§ EXERCISE
Return each line of the records below that contains the word "JSON".

===== RECORDS =====

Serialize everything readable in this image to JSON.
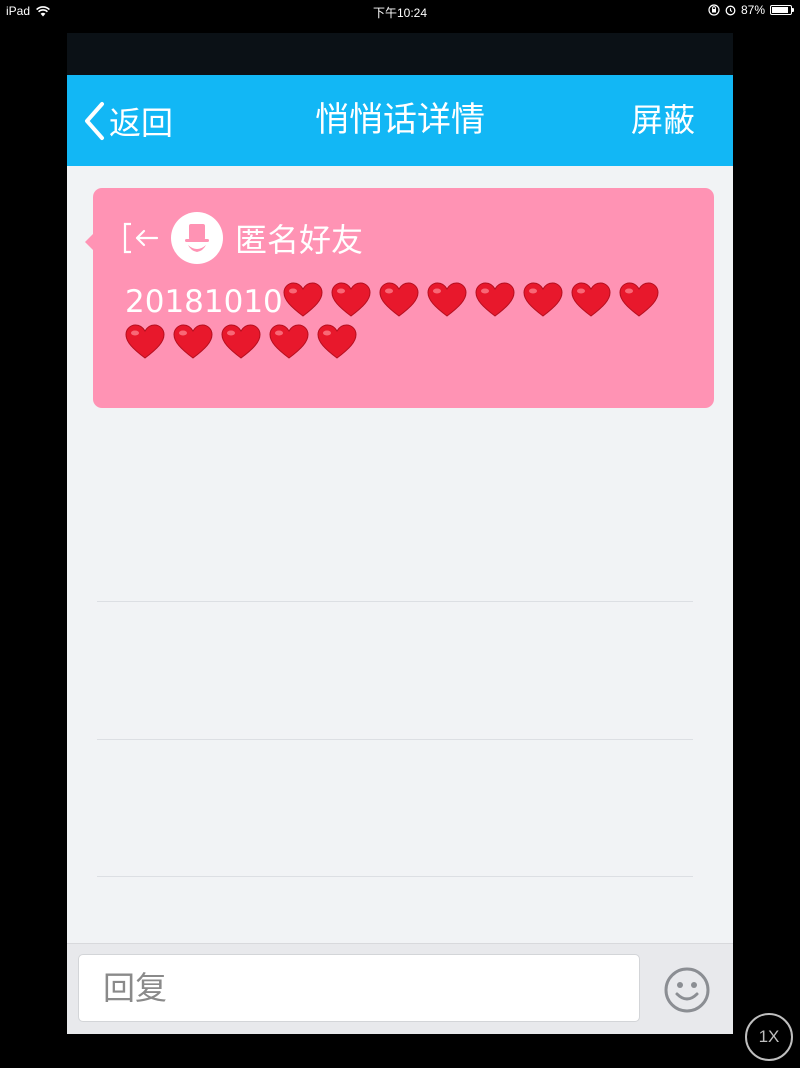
{
  "device_status": {
    "device_name": "iPad",
    "time": "下午10:24",
    "battery_percent": "87%",
    "battery_level": 0.87
  },
  "nav": {
    "back_label": "返回",
    "title": "悄悄话详情",
    "block_label": "屏蔽"
  },
  "message": {
    "sender": "匿名好友",
    "text": "20181010",
    "heart_count": 13,
    "card_color": "#ff93b4"
  },
  "reply": {
    "placeholder": "回复",
    "value": ""
  },
  "icons": {
    "back": "chevron-left-icon",
    "entry": "entry-arrow-icon",
    "avatar": "anonymous-avatar-icon",
    "heart": "red-heart-icon",
    "emoji": "smiley-icon",
    "wifi": "wifi-icon",
    "battery": "battery-icon",
    "lock": "orientation-lock-icon",
    "alarm": "alarm-icon"
  },
  "colors": {
    "nav_bar": "#12b7f5",
    "background": "#f1f3f5",
    "heart": "#e8182c"
  },
  "zoom_badge": "1X"
}
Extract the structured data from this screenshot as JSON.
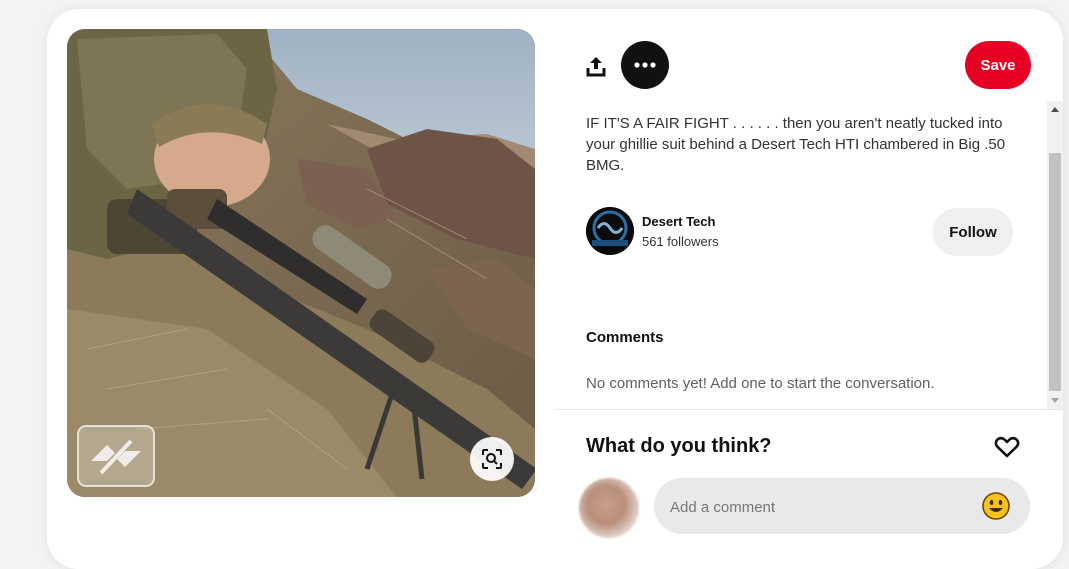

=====

§ ANSWER TO THIS PROBLEM
Serialize everything readable in this image to JSON.
Extract the structured data from this screenshot as JSON.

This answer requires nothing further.